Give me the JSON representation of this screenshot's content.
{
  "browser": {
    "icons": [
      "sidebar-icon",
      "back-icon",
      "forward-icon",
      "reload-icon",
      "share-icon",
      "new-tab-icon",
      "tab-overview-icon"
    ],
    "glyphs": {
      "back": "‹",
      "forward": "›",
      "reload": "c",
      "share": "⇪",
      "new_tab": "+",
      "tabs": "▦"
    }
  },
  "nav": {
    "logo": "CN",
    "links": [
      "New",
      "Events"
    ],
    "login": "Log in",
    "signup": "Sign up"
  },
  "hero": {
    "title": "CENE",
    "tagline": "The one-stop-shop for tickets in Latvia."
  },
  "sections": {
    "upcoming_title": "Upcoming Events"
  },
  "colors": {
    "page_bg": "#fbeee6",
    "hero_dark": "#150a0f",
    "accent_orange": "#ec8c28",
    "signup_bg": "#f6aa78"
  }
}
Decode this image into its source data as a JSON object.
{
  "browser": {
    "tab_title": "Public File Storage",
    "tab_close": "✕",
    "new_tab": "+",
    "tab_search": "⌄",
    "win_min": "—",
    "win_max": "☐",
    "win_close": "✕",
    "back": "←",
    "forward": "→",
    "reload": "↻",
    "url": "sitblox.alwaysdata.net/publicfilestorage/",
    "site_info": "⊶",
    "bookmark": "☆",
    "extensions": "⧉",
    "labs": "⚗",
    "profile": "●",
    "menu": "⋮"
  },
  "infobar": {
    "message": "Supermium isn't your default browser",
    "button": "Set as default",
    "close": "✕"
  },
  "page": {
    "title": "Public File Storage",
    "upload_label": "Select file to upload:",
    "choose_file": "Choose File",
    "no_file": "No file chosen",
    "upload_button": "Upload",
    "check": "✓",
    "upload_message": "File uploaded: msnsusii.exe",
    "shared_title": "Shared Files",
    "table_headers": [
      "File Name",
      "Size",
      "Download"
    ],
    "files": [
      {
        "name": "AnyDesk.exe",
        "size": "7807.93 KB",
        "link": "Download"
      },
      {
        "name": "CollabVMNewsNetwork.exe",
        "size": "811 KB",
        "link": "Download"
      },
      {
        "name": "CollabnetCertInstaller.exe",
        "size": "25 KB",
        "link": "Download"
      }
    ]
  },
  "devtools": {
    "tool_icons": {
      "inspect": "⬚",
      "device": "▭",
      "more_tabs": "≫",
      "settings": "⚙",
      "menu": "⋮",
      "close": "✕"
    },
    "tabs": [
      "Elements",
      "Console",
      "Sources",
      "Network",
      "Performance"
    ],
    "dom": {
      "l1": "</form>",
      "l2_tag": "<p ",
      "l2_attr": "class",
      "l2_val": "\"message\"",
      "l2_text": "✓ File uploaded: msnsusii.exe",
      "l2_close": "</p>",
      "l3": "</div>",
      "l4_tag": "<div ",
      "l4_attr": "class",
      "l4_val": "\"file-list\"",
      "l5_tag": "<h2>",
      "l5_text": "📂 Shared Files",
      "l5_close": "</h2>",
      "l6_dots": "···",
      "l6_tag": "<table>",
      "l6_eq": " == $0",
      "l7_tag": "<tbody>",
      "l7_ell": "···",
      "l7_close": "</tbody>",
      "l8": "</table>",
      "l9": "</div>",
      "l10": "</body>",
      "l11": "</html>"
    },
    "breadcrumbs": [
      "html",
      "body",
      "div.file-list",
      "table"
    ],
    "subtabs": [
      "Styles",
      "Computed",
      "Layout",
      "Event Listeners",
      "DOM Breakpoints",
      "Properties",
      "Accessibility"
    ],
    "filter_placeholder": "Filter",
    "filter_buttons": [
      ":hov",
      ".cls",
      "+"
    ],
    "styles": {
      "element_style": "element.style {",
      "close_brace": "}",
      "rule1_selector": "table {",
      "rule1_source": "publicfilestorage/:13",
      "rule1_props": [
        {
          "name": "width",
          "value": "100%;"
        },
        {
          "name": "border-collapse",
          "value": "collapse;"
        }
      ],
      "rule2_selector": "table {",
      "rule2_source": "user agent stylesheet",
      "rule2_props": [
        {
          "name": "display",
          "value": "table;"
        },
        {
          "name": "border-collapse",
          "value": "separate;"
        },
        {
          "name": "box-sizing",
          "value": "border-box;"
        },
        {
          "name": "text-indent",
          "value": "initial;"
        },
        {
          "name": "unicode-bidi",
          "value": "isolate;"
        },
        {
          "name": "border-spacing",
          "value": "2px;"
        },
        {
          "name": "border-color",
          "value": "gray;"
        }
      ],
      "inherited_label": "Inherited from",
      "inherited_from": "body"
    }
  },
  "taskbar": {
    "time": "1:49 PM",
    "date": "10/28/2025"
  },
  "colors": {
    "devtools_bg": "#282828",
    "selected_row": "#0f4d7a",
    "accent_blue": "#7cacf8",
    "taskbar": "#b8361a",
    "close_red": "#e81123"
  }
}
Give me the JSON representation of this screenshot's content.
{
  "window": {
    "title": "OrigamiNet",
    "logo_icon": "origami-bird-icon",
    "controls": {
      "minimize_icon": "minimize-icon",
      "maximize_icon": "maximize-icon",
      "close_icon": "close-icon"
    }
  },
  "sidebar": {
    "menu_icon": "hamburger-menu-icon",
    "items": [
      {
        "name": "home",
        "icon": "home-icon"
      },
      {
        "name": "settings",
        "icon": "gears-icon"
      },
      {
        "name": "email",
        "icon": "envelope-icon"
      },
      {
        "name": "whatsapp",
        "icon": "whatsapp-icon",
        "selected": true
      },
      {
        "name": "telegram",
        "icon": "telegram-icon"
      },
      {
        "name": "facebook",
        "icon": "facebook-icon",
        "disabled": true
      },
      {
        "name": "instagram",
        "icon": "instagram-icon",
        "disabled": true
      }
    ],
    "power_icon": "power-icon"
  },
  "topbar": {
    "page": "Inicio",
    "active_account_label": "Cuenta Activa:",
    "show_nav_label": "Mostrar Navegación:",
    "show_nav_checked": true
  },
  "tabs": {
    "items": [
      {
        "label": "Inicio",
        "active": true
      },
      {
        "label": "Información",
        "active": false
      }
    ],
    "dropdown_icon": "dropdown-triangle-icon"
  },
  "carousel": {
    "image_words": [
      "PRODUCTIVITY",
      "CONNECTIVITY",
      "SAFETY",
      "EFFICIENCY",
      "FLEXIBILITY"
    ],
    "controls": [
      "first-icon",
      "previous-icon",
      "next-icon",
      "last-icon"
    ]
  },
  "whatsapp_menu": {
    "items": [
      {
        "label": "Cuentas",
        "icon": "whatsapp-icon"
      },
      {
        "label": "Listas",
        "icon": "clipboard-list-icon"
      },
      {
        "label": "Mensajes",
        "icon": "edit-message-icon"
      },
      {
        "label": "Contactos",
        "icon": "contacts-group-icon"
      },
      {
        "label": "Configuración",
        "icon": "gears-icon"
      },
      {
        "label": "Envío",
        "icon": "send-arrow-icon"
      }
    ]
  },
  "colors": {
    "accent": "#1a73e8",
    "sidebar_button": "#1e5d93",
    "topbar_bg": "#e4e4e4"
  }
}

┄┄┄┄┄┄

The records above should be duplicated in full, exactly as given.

Expected output —
Give me the JSON representation of this screenshot's content.
{
  "browser": {
    "icons": [
      "sidebar-icon",
      "back-icon",
      "forward-icon",
      "reload-icon",
      "share-icon",
      "new-tab-icon",
      "tab-overview-icon"
    ],
    "glyphs": {
      "back": "‹",
      "forward": "›",
      "reload": "c",
      "share": "⇪",
      "new_tab": "+",
      "tabs": "▦"
    }
  },
  "nav": {
    "logo": "CN",
    "links": [
      "New",
      "Events"
    ],
    "login": "Log in",
    "signup": "Sign up"
  },
  "hero": {
    "title": "CENE",
    "tagline": "The one-stop-shop for tickets in Latvia."
  },
  "sections": {
    "upcoming_title": "Upcoming Events"
  },
  "colors": {
    "page_bg": "#fbeee6",
    "hero_dark": "#150a0f",
    "accent_orange": "#ec8c28",
    "signup_bg": "#f6aa78"
  }
}
Decode this image into its source data as a JSON object.
{
  "browser": {
    "tab_title": "Public File Storage",
    "tab_close": "✕",
    "new_tab": "+",
    "tab_search": "⌄",
    "win_min": "—",
    "win_max": "☐",
    "win_close": "✕",
    "back": "←",
    "forward": "→",
    "reload": "↻",
    "url": "sitblox.alwaysdata.net/publicfilestorage/",
    "site_info": "⊶",
    "bookmark": "☆",
    "extensions": "⧉",
    "labs": "⚗",
    "profile": "●",
    "menu": "⋮"
  },
  "infobar": {
    "message": "Supermium isn't your default browser",
    "button": "Set as default",
    "close": "✕"
  },
  "page": {
    "title": "Public File Storage",
    "upload_label": "Select file to upload:",
    "choose_file": "Choose File",
    "no_file": "No file chosen",
    "upload_button": "Upload",
    "check": "✓",
    "upload_message": "File uploaded: msnsusii.exe",
    "shared_title": "Shared Files",
    "table_headers": [
      "File Name",
      "Size",
      "Download"
    ],
    "files": [
      {
        "name": "AnyDesk.exe",
        "size": "7807.93 KB",
        "link": "Download"
      },
      {
        "name": "CollabVMNewsNetwork.exe",
        "size": "811 KB",
        "link": "Download"
      },
      {
        "name": "CollabnetCertInstaller.exe",
        "size": "25 KB",
        "link": "Download"
      }
    ]
  },
  "devtools": {
    "tool_icons": {
      "inspect": "⬚",
      "device": "▭",
      "more_tabs": "≫",
      "settings": "⚙",
      "menu": "⋮",
      "close": "✕"
    },
    "tabs": [
      "Elements",
      "Console",
      "Sources",
      "Network",
      "Performance"
    ],
    "dom": {
      "l1": "</form>",
      "l2_tag": "<p ",
      "l2_attr": "class",
      "l2_val": "\"message\"",
      "l2_text": "✓ File uploaded: msnsusii.exe",
      "l2_close": "</p>",
      "l3": "</div>",
      "l4_tag": "<div ",
      "l4_attr": "class",
      "l4_val": "\"file-list\"",
      "l5_tag": "<h2>",
      "l5_text": "📂 Shared Files",
      "l5_close": "</h2>",
      "l6_dots": "···",
      "l6_tag": "<table>",
      "l6_eq": " == $0",
      "l7_tag": "<tbody>",
      "l7_ell": "···",
      "l7_close": "</tbody>",
      "l8": "</table>",
      "l9": "</div>",
      "l10": "</body>",
      "l11": "</html>"
    },
    "breadcrumbs": [
      "html",
      "body",
      "div.file-list",
      "table"
    ],
    "subtabs": [
      "Styles",
      "Computed",
      "Layout",
      "Event Listeners",
      "DOM Breakpoints",
      "Properties",
      "Accessibility"
    ],
    "filter_placeholder": "Filter",
    "filter_buttons": [
      ":hov",
      ".cls",
      "+"
    ],
    "styles": {
      "element_style": "element.style {",
      "close_brace": "}",
      "rule1_selector": "table {",
      "rule1_source": "publicfilestorage/:13",
      "rule1_props": [
        {
          "name": "width",
          "value": "100%;"
        },
        {
          "name": "border-collapse",
          "value": "collapse;"
        }
      ],
      "rule2_selector": "table {",
      "rule2_source": "user agent stylesheet",
      "rule2_props": [
        {
          "name": "display",
          "value": "table;"
        },
        {
          "name": "border-collapse",
          "value": "separate;"
        },
        {
          "name": "box-sizing",
          "value": "border-box;"
        },
        {
          "name": "text-indent",
          "value": "initial;"
        },
        {
          "name": "unicode-bidi",
          "value": "isolate;"
        },
        {
          "name": "border-spacing",
          "value": "2px;"
        },
        {
          "name": "border-color",
          "value": "gray;"
        }
      ],
      "inherited_label": "Inherited from",
      "inherited_from": "body"
    }
  },
  "taskbar": {
    "time": "1:49 PM",
    "date": "10/28/2025"
  },
  "colors": {
    "devtools_bg": "#282828",
    "selected_row": "#0f4d7a",
    "accent_blue": "#7cacf8",
    "taskbar": "#b8361a",
    "close_red": "#e81123"
  }
}
Give me the JSON representation of this screenshot's content.
{
  "window": {
    "title": "OrigamiNet",
    "logo_icon": "origami-bird-icon",
    "controls": {
      "minimize_icon": "minimize-icon",
      "maximize_icon": "maximize-icon",
      "close_icon": "close-icon"
    }
  },
  "sidebar": {
    "menu_icon": "hamburger-menu-icon",
    "items": [
      {
        "name": "home",
        "icon": "home-icon"
      },
      {
        "name": "settings",
        "icon": "gears-icon"
      },
      {
        "name": "email",
        "icon": "envelope-icon"
      },
      {
        "name": "whatsapp",
        "icon": "whatsapp-icon",
        "selected": true
      },
      {
        "name": "telegram",
        "icon": "telegram-icon"
      },
      {
        "name": "facebook",
        "icon": "facebook-icon",
        "disabled": true
      },
      {
        "name": "instagram",
        "icon": "instagram-icon",
        "disabled": true
      }
    ],
    "power_icon": "power-icon"
  },
  "topbar": {
    "page": "Inicio",
    "active_account_label": "Cuenta Activa:",
    "show_nav_label": "Mostrar Navegación:",
    "show_nav_checked": true
  },
  "tabs": {
    "items": [
      {
        "label": "Inicio",
        "active": true
      },
      {
        "label": "Información",
        "active": false
      }
    ],
    "dropdown_icon": "dropdown-triangle-icon"
  },
  "carousel": {
    "image_words": [
      "PRODUCTIVITY",
      "CONNECTIVITY",
      "SAFETY",
      "EFFICIENCY",
      "FLEXIBILITY"
    ],
    "controls": [
      "first-icon",
      "previous-icon",
      "next-icon",
      "last-icon"
    ]
  },
  "whatsapp_menu": {
    "items": [
      {
        "label": "Cuentas",
        "icon": "whatsapp-icon"
      },
      {
        "label": "Listas",
        "icon": "clipboard-list-icon"
      },
      {
        "label": "Mensajes",
        "icon": "edit-message-icon"
      },
      {
        "label": "Contactos",
        "icon": "contacts-group-icon"
      },
      {
        "label": "Configuración",
        "icon": "gears-icon"
      },
      {
        "label": "Envío",
        "icon": "send-arrow-icon"
      }
    ]
  },
  "colors": {
    "accent": "#1a73e8",
    "sidebar_button": "#1e5d93",
    "topbar_bg": "#e4e4e4"
  }
}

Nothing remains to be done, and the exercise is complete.